One of the greatest challenges we face as a rescue organisation is malnutrition. About 80% of the animals who arrive at our shelter have malnutrition in varying degrees. The skin conditions, infections and diseases they suffer from are often less noticeable than the ribs and spines that signal starvation.
Addressing malnutrition must initially be approached with restraint – too much good nutrition too fast can do more damage than good. Ingesting large quantities of calcium in a short space of time can make the bones of a puppy with rickets grow too fast and result in a deformed skeleton. The puppies we treat often have stunted growth because mothers do not get enough nutrition while feeding them.
Feeding is rehabilitation
For the animals in our care, feeding is not simply a matter of scooping a cup of pellets into a bowl. Each of our dogs and cats have their own tailor-made diet worked out by our animal carers and veterinarian, based on their specific needs. This will include supplements and specific types of food – for example, our older dogs are on diets that cater for ailments such as arthritis.
The dogs and cats we rescue have often been forced to survive on dirty water and minimal nutrition and this is why most of them have mange. Clean water plays a key role in their health, and good quality pet food contains higher levels of moisture. You will notice that low-end pellets are hard and dry, whereas pellets with higher nutritional value are oily and moist. This is one way you can judge the quality of the food you buy for your own animals.

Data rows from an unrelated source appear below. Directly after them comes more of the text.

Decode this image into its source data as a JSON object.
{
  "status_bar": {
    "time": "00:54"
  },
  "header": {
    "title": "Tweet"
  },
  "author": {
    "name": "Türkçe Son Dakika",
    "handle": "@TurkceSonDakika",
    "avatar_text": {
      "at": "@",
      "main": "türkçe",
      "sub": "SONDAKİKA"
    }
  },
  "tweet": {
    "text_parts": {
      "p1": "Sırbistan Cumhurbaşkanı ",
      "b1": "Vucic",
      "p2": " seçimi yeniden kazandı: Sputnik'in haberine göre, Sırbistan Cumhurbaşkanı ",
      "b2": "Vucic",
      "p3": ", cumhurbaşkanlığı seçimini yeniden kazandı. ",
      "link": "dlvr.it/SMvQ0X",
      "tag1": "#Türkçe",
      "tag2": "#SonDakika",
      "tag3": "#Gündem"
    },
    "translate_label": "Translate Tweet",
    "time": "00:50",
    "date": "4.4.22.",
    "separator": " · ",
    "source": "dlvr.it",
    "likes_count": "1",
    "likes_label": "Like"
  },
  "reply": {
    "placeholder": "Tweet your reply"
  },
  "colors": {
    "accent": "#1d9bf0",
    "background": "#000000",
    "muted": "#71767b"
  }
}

The great protein mistake
A mistake made by many animal guardians in the key areas we serve, is that they feed their animals leftover human food which is severely lacking in protein (many of the dogs we treat live on a diet of mielie pap, and little else). Dogs need 30% to 40% protein in their diet, while cats need at least 70%. This is why a cat should never be fed dog food – there simply isn’t sufficient protein for the needs of a feline. Larger quantities of protein is also why cat food costs more than dog food.
The quality of the food we feed our animals at TEARS is directly related to their recovery period and future well-being. All the animals we take in are given probiotics, which helps with their digestion, boosts their immune systems and ensures weak tummies can handle the antibiotics they may need to be on for other ailments. We add omega 3 and 6 supplements to our adult dog food to assist with eliminating mange, and also include a rich formula in the food we give our puppies with mange as opposed to administering painful weekly injections.
A heart-warming example of the importance of diet is Sebastian who arrived at TEARS with such a severe case of rickets that he could barely walk. With the right diet and medical intervention he was adopted and transformed into the dog he was always meant to be.
SA pet food standards
South Africa has regulations around pet food brands and it is important that if you are a cat or dog guardian that you are aware of these so you can be sure you are feeding your animals the level of nutrition they need and deserve.
The place to start is by looking at the label. Make sure that the manufacturer is registered with the Department of Agriculture and meets the regulations for the minimum nutritional standard (it should say AAFCO approved).
Are you getting it right?
Don’t be fooled by clever marketing – just because it says the food contains chicken, doesn’t mean it does! This even goes for registered manufacturers – so read the label carefully. This is particularly important if your pet has allergies or other health conditions directly linked to food.
For example: “With chicken flavour” contains only traces of actual chicken, and some brands add essence only – so NO chicken at all. If a product says “High or rich in chicken” this means that there is at least 14% chicken in the food. Bags or tins that state “All chicken” mean that your pet is getting more than 65% actual chicken and this is the level you should be aiming for.
Don’t settle for foods that simply say “meat”, “poultry” or “animal” in the list of ingredients. Ensure that a specific source of meat (for example, lamb or chicken) is mentioned in the top two ingredients and that it is antibiotic and hormone free. These need to be labelled as human grade – don’t feed your pets what you wouldn’t eat yourself!
Then there are the basics – avoid artificial colourants and preservatives (these will appear under names such as BHA and BHT) and go for food with added Omega 3 from a high quality fish source (dogs and cats can’t use omega 3s from a vegetable base effectively). Avoid giving milk to them too, as dogs and cats are lactose intolerant and this often results in diarrhoea.
Finally, avoid any food with propylene glycol. This has been linked to anaemia in cats. However, if you follow the guidelines above and buy that treat with “Chicken rich and human grade” on the label, you will certainly be rewarded with lots of happy purrs.